Task description. Across the data below, state how many lines hold "this", and reply with nothing but that number.

Listed entries.
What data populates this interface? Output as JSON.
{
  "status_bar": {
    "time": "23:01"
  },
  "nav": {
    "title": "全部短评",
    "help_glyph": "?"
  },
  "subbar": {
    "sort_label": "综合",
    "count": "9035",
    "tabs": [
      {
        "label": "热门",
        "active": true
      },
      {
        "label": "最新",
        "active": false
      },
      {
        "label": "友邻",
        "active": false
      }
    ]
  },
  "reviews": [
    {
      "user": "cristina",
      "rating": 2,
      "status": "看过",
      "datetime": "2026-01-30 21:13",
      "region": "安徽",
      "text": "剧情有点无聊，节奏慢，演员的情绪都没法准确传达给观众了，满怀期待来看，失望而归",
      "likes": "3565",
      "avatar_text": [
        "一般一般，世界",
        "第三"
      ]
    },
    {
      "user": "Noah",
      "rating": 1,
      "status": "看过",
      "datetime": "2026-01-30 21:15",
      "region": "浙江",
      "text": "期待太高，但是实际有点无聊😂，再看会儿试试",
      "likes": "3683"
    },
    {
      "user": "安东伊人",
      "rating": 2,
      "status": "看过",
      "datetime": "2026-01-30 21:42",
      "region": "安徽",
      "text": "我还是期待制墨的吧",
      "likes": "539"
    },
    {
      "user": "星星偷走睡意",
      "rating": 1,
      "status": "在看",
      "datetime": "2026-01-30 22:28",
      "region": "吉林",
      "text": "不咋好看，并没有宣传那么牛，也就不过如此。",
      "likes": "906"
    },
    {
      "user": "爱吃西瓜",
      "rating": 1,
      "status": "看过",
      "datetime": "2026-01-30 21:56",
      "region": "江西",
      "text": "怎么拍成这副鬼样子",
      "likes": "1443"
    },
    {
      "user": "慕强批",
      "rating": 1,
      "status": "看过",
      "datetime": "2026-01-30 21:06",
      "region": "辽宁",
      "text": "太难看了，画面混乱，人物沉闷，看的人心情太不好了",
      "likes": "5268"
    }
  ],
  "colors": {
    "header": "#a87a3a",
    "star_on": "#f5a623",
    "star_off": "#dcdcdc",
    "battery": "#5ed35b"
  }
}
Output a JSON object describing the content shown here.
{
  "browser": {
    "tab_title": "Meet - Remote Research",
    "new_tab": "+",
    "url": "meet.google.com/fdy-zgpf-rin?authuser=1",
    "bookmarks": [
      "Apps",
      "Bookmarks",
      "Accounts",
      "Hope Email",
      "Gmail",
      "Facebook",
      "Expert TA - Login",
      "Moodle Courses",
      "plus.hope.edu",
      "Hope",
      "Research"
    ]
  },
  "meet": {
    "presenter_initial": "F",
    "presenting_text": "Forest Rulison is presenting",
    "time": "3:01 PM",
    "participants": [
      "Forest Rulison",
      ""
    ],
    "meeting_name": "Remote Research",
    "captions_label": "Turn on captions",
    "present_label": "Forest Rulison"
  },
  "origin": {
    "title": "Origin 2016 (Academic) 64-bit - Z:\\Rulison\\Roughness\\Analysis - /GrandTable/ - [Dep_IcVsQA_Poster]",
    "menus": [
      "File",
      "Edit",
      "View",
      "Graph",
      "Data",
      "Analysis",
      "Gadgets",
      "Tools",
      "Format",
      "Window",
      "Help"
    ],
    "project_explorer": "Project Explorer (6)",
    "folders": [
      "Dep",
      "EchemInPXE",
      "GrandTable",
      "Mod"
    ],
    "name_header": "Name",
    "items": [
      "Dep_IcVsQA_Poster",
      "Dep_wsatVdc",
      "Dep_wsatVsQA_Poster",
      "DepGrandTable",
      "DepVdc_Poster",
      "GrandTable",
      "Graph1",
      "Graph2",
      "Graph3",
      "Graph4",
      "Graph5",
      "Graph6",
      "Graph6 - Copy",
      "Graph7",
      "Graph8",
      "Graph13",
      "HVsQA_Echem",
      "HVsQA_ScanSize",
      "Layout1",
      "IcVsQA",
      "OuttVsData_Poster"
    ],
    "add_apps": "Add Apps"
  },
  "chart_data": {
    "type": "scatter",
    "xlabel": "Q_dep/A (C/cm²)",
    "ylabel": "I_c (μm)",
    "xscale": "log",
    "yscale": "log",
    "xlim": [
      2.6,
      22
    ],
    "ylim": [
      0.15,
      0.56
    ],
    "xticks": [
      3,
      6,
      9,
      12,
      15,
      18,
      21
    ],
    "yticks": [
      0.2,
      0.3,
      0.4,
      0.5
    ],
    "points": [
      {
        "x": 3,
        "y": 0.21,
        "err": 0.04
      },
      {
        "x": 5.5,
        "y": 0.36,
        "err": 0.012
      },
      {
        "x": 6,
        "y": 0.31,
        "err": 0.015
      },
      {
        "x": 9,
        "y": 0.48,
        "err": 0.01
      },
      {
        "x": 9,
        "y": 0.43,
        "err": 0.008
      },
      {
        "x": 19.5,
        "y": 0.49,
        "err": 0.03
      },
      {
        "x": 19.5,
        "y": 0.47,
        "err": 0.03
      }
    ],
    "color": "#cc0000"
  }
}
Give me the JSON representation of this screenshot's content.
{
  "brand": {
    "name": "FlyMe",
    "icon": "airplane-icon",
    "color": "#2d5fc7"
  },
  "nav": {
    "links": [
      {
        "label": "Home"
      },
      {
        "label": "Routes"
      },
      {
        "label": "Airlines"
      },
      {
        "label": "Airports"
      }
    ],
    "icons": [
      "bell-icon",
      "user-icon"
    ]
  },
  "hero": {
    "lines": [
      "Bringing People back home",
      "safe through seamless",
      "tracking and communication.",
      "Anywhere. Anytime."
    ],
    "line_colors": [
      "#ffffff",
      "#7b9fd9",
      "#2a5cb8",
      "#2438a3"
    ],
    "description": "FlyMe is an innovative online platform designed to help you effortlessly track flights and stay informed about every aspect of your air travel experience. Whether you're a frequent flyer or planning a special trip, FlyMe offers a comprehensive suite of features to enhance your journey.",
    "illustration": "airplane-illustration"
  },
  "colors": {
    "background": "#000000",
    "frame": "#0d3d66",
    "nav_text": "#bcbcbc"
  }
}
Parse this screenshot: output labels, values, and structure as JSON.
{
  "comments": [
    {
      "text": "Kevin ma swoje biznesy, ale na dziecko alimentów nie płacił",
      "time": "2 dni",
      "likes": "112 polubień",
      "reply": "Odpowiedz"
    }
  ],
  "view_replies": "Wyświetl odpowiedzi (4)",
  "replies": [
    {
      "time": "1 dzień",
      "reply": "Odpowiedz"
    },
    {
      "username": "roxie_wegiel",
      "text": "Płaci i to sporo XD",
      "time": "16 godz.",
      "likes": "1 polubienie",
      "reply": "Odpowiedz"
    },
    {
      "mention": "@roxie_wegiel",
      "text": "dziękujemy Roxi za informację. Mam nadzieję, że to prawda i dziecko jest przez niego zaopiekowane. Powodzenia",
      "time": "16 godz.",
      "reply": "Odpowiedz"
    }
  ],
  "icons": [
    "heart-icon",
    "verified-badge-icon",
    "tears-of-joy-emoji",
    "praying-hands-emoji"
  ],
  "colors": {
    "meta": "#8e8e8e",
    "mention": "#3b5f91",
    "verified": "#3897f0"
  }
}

Solved problem. 3